Once upon a time, the roll call of presidents within the Hall of Presidents did not conclude with an address from the current Commander in Chief. When the attraction was revamped and refreshed in 1993, a new narration was recorded by Maya Angelou. More importantly, the sitting chief executive, President Bill Clinton, became the first president to record a short speech that would be included within the Hall of Presidents presentation.After overcoming the impediments of approaching and gaining the interest of President Clinton’s staff, piquing the president’s interest, and recognizing that the recording would be happening on the schedule of world events and not the Imagineers’ timetable, a tentative date was set to record the session in September of 1993. Walt Disney Imagineering sent a team of five to Washington, D.C., where other obstacles reared their heads, from schedule shifting, to room acoustics and assignments and even last minute changes to language in the scripted speech.

The team, which included Rich Rothschild, H.F. Crane, Brian Jolley, Greg Krueger and Justin Segal, toured through several rooms of The White House on 2 September 1993, where the meaning of a living museum took hold.
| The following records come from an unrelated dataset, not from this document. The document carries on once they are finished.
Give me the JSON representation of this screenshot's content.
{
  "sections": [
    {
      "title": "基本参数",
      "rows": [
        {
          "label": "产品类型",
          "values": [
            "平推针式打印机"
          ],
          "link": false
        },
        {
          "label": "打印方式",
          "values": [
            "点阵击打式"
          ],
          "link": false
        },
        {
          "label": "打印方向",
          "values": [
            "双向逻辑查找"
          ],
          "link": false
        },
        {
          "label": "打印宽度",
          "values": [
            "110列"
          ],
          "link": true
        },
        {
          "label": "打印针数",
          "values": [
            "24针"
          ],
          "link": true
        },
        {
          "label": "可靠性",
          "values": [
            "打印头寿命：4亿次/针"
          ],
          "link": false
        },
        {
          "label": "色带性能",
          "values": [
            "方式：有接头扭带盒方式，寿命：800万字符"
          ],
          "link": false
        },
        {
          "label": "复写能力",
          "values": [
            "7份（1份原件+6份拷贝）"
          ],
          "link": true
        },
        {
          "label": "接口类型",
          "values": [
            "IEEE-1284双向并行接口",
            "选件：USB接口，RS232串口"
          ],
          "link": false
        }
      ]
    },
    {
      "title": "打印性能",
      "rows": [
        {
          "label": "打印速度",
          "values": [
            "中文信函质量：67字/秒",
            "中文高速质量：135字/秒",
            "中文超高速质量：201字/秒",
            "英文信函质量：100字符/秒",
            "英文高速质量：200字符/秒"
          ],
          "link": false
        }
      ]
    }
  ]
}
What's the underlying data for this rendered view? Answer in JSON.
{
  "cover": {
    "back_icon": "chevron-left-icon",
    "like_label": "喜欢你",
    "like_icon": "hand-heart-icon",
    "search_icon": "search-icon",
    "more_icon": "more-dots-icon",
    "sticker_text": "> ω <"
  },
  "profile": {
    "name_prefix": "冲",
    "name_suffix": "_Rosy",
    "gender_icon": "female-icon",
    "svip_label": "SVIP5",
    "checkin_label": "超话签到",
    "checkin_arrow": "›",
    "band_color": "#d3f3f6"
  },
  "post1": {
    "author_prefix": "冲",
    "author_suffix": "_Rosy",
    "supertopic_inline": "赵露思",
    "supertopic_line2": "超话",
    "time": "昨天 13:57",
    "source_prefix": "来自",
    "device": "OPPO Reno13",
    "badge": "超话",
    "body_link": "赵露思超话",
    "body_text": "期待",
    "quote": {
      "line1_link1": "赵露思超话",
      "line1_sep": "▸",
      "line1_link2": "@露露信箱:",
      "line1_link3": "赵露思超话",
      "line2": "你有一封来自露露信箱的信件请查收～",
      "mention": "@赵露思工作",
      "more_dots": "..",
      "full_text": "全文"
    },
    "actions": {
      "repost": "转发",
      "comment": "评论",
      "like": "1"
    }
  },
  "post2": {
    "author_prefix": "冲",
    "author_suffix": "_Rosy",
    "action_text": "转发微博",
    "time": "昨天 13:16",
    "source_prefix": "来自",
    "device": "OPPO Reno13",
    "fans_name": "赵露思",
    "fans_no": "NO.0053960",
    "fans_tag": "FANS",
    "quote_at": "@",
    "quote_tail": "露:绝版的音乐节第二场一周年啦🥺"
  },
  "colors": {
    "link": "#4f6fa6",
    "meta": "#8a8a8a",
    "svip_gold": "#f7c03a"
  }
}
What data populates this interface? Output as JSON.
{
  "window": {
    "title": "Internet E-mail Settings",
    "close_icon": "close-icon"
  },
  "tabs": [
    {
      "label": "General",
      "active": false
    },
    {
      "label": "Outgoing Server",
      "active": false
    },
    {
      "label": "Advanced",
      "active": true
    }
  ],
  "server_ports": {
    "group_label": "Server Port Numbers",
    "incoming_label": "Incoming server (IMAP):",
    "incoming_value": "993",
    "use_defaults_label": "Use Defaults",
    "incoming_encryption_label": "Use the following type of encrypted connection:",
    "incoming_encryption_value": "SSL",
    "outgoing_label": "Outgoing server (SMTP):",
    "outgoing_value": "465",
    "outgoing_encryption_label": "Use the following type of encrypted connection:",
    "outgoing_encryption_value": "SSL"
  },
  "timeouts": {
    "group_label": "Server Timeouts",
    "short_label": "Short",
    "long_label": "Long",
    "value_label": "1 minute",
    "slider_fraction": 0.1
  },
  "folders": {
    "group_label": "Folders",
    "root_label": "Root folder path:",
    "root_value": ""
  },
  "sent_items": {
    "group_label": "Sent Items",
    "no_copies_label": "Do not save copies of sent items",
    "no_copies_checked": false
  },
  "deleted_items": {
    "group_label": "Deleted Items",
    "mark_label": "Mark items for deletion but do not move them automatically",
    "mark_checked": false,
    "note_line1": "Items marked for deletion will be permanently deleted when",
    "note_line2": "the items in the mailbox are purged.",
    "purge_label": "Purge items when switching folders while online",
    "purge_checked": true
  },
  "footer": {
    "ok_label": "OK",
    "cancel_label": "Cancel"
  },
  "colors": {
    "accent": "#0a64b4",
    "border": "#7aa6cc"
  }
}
Starting with The Roosevelt Room (featuring artifacts from the lives of both Franklin and Theodore Roosevelt), the team moved from the original slotted space to the Diplomatic Reception Room (home to Franklin Roosevelt’s fireside chats), then to the Red Room, before settling in, and hoping for the availability of, the Library. Filled with presidential gifts, including those brought from WDI, and volumes bound with the words of Twain, Thoreau, and Cooper, the Library would be where President Clinton would record his address.Glitches would continue to ensue on recording day, 3 September 1993, but all would be overcome by the time the president arrived to record his speech. The final, Clintonized oration would be recorded with a time a hair under one minute and fifteen seconds, perfectly aligning itself with the previously laid down audio track. The recording would require two takes, based upon President Bill Clinton’s request, with body movements and language being recorded during the first take.

The nerve-wracking plotting and planning culminated in a whirlwind recording session that no one on the Walt Disney Imagineering band would forget. The Hall of Presidents would reopen on 18 November 1993, with the latest Audio-Animatronics presidential figure and the first recording of the sitting chief executive. When President Bill Clinton took to the attraction’s stage he did so not only with the title of Commander in Chief, but also Honorary Imagineer.


Jeffrey Pepper said...

Great article, Ryan!

Anonymous said...

I thought the Bill Clinton version opened in October 1993?